§ Work item: Find the lines in the records that carry the word "HARIHARAN". Copy each one.

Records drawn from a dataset

<<<<

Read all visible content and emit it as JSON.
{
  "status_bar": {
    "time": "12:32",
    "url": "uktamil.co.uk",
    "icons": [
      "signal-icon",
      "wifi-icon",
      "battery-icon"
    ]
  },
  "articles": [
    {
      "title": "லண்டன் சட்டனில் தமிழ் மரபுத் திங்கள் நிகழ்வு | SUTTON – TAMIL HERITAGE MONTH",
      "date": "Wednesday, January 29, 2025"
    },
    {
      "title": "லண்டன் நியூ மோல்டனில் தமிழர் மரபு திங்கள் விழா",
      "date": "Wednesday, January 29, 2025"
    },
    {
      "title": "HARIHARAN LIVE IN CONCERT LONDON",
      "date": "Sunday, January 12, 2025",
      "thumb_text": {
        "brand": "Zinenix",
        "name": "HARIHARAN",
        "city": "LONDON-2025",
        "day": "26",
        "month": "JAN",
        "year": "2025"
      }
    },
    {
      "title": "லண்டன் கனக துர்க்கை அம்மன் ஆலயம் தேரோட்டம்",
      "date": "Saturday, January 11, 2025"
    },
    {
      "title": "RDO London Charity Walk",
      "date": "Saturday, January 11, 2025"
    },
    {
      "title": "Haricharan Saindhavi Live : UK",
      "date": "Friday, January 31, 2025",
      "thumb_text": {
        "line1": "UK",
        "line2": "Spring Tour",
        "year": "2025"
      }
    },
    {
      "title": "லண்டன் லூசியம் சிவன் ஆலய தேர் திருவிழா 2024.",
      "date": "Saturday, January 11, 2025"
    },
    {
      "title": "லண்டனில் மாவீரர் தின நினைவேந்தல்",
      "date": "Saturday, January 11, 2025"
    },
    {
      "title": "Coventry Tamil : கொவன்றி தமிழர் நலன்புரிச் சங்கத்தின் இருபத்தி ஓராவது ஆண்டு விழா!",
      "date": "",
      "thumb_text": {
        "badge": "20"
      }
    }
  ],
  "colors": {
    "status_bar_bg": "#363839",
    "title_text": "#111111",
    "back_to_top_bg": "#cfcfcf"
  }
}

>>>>
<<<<

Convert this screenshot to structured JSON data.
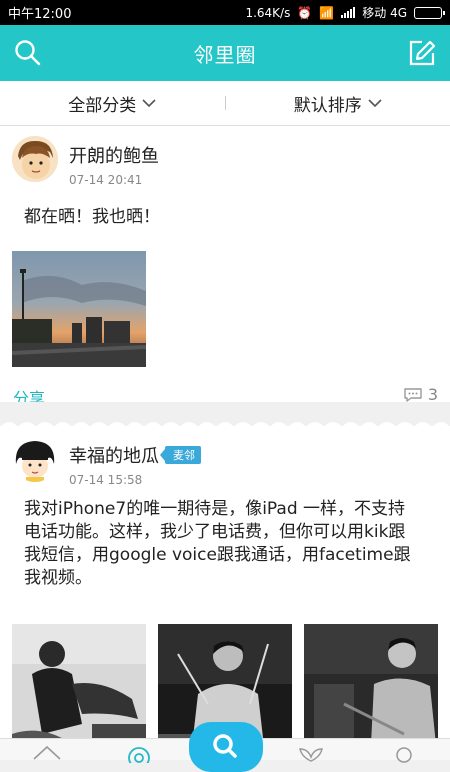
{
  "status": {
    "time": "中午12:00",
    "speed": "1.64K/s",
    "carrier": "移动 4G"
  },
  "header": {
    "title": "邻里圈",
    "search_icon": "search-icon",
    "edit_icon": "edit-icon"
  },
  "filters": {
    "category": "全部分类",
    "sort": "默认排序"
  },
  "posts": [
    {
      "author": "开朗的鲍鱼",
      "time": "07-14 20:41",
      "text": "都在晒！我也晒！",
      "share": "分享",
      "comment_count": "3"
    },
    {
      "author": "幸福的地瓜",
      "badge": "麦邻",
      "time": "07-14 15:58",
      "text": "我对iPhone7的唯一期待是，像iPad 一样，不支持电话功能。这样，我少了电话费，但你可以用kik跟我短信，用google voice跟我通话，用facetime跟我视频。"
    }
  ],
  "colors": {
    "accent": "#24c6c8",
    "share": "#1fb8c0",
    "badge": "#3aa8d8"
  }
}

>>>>

§ Written response:
      "title": "HARIHARAN LIVE IN CONCERT LONDON",
        "name": "HARIHARAN",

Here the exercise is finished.